When dealing with a low ceiling, LED lighting of the beams is the best option. All you have to do is concentrate on small essential and compact light spots that will draw attention to the beautiful wooden beams while not detracting from their authenticity.

Choose glass lamps to add value to each veining of the wood because their translucence will give unexpected glares to the room, create nice lighting effects on the wall, and, most importantly, will allow you to admire the wood structure at a glance.

How do I pick a ceiling light?

Ceiling lights, or fixtures that are flush with the ceiling rather than hanging lights such as pendants or chandeliers, are the unsung heroes of the ambient lighting category. While other types of fixtures can provide ambient lighting in certain rooms, every home has areas where ceiling lights are the best (and sometimes only) fixture for the job.

The most effective way to layer light in any room is to mix and match different types of lighting fixtures to create a lighting design that meets all of the needs of that room. Each room requires a well-balanced mix of ambient, task, and accent lighting.

  • Task lighting, which is frequently provided by pendants or adjustable floor lamps, directs light directly at your workspace.
  • Accent lighting, such as picture lights, draws attention to your room’s unique decor and architectural features.
  • Ambient lighting, which includes ceiling lights, creates a layer of light that fills and brightens a room. When a room has adequate general ambient lighting, the other lighting layers become more effective, and the room is more pleasant to use because harsh shadows and eyestrain are reduced.

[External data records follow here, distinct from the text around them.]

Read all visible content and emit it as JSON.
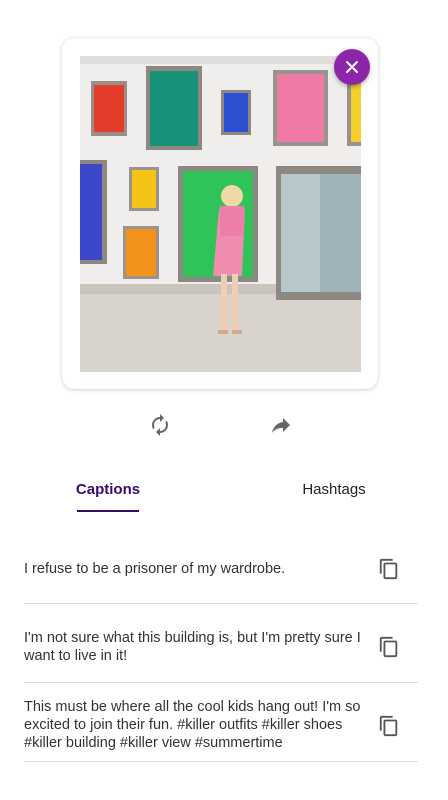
{
  "icons": {
    "close": "close-icon",
    "regenerate": "refresh-icon",
    "share": "share-icon",
    "copy": "copy-icon"
  },
  "colors": {
    "accent": "#8e24aa",
    "tab_active": "#3a0b6f",
    "divider": "#dcdcdc"
  },
  "tabs": [
    {
      "label": "Captions",
      "active": true
    },
    {
      "label": "Hashtags",
      "active": false
    }
  ],
  "captions": [
    {
      "text": "I refuse to be a prisoner of my wardrobe."
    },
    {
      "text": "I'm not sure what this building is, but I'm pretty sure I want to live in it!"
    },
    {
      "text": "This must be where all the cool kids hang out! I'm so excited to join their fun. #killer outfits #killer shoes #killer building #killer view #summertime"
    }
  ]
}
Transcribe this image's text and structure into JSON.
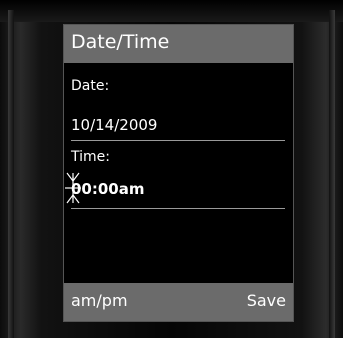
{
  "screen": {
    "title": "Date/Time",
    "date": {
      "label": "Date:",
      "value": "10/14/2009"
    },
    "time": {
      "label": "Time:",
      "value": "00:00am"
    }
  },
  "softkeys": {
    "left_label": "am/pm",
    "right_label": "Save"
  },
  "colors": {
    "title_bar": "#6b6b6b",
    "screen_bg": "#000000",
    "text": "#ffffff",
    "divider": "#9a9a9a"
  }
}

How far apart do you put beams on the ceiling?

It is a matter of personal taste. The majority of customers install wood ceiling beams with a spacing of 2 to 8 feet. The most common spacing is four feet. Decorative beams are typically spaced fairly widely, say three or more feet apart. The decorative beams’ width and depth should be proportional to the size of the room. The wider and deeper the beams, the larger the room and the higher the ceiling.


We hope this article has been helpful in determining the best lighting for exposed ceiling. At the same time, with the tips in this guide, you’ll be able to tackle your latest lighting project like a pro, determining exactly what type of ceiling light you’ll require and the best ceiling light placement for the exposed ceiling!